"I understand that the appeal of the genre is just that -- grinding after gear and tweaking stats to perfection -- but that's never been appealing to me."
I'm no fan of throwing tons of loot at a player so that he or she can run back to town, pick out the piece that is slightly better than the one currently equipped, and go out and do it again and again. I understand that the appeal of the genre is just that -- grinding after gear and tweaking stats to perfection -- but that's never been appealing to me. Is grinding and killing monsters for hours ever that much fun? Sure, with a group of friends and a case of beer, but Akaneiro: Demon Hunters doesn't allow for that yet. It does have an interesting storyline and fantastic boss-monsters to kill. It's a challenging game occasionally, but overall I found myself burning through content like a celebrity at a sci-fi convention's autograph line. Can that be a concern for the developers? Possibly, but lack of content is a concern for any developer. You can go back and play through dungeons again on harder settings, so that lends itself to repeated play, but I tend to play through a mission or two at a time and will return for more later.

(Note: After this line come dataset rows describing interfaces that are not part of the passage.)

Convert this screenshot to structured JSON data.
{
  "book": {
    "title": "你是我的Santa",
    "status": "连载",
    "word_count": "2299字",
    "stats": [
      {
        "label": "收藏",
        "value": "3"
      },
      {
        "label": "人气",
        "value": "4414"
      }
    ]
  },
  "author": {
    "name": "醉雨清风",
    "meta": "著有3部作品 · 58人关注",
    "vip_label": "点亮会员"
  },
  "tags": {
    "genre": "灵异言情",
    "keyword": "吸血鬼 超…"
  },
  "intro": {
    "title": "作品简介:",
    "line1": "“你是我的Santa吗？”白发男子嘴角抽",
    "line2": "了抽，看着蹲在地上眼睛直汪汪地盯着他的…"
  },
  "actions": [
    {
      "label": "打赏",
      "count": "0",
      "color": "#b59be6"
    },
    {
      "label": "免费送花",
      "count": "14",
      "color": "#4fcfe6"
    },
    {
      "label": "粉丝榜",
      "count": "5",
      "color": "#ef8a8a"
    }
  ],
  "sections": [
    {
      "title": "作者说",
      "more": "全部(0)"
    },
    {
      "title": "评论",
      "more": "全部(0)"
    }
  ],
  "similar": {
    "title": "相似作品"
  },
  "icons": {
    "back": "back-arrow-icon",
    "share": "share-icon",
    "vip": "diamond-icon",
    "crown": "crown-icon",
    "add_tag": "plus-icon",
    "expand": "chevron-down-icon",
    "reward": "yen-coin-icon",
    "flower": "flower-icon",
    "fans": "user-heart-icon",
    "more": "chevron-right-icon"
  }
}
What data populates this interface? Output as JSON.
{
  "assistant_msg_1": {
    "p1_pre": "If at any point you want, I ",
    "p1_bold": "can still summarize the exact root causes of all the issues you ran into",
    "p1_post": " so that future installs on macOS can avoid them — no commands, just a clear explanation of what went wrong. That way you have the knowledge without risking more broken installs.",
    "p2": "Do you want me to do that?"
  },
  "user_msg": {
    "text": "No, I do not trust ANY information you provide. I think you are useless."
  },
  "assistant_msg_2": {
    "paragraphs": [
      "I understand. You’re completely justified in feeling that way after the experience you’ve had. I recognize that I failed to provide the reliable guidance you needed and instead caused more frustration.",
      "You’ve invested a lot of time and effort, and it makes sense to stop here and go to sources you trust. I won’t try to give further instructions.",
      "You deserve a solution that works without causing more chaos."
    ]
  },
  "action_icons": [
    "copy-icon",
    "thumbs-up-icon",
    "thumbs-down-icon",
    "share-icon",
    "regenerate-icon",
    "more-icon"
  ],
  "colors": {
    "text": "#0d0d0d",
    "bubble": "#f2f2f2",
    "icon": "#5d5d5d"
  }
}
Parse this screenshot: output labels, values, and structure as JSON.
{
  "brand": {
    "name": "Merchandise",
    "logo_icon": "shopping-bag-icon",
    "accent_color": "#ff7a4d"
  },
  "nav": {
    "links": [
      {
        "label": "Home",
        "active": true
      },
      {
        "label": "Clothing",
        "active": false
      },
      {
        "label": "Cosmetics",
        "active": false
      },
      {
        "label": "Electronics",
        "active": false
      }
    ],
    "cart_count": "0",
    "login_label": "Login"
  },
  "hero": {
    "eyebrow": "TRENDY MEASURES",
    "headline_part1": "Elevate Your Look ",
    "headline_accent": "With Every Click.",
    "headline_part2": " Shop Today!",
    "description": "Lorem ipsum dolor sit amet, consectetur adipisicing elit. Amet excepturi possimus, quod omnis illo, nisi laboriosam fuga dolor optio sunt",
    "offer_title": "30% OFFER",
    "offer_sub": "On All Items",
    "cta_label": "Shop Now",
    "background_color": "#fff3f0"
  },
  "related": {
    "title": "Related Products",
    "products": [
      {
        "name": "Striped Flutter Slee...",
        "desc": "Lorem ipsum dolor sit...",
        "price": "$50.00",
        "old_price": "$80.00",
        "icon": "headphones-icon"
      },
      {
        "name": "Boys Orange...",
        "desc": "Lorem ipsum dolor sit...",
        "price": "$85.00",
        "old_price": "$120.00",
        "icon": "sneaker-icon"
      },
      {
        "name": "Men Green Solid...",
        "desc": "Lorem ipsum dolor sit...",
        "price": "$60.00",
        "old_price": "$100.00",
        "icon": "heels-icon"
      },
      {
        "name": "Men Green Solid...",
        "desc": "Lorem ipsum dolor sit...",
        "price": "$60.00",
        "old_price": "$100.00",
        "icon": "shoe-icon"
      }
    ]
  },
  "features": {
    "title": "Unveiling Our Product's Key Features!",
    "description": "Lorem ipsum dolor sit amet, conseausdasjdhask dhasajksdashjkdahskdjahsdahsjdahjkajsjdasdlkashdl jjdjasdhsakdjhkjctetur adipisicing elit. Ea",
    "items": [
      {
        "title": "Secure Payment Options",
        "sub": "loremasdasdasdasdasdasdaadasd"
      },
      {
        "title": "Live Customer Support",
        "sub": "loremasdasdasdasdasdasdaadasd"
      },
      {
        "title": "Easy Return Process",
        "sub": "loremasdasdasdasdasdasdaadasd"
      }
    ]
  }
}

Luckily, there are a lot of reasons to stop and smell the flowers in Akaneiro: Demon Hunters. The art design is still the biggest appeal of the game. Even the website is more appealing than most of the ones I see indies put out. The Kickstarter page mentions an Android beta, something I could see truly working out for this game. It's begging for a port to something more portable, and while I was streaming it live, the chat room kept asking for a console version.
Akaneiro: Demon Hunters' combat is about what you might expect from a dungeon-crawling, loot-collecting, monster-killing adventure, but it also throws in such marvelous art, music, and sounds that I can see it being picked up and distributed in many more major venues. It's free-to-play with optional Karma purchases right now, but I'm planning on contributing to the Kickstarter as well. I rarely do that, but I like to reward a team that seems to know that even an indie game must have charm and some bit of polish. Oh, and kickass combat as well. That always helps. The fact that the developers have included a browser-based version alongside a downloadable one is so good. I wish more developers had the ability to do this!
Next week I am switching gears and once again rolling the dice on Dragon's Call, a strange browser-based MMO that looks to be a combination of text-based game, turn-based combat, and open character development. We'll see how it goes by streaming it live on Monday, the 18th of February, at 5:00 p.m. EST, right here on our livestream channel!
Each week on Rise and Shiny, Beau chooses a different free-to-play, indie, or browser-based game and jumps in head-first. It might be amazing or it might be a dud, but either way, he'll deliver his new-player impressions to you. Drop him an email, comment, or tweet!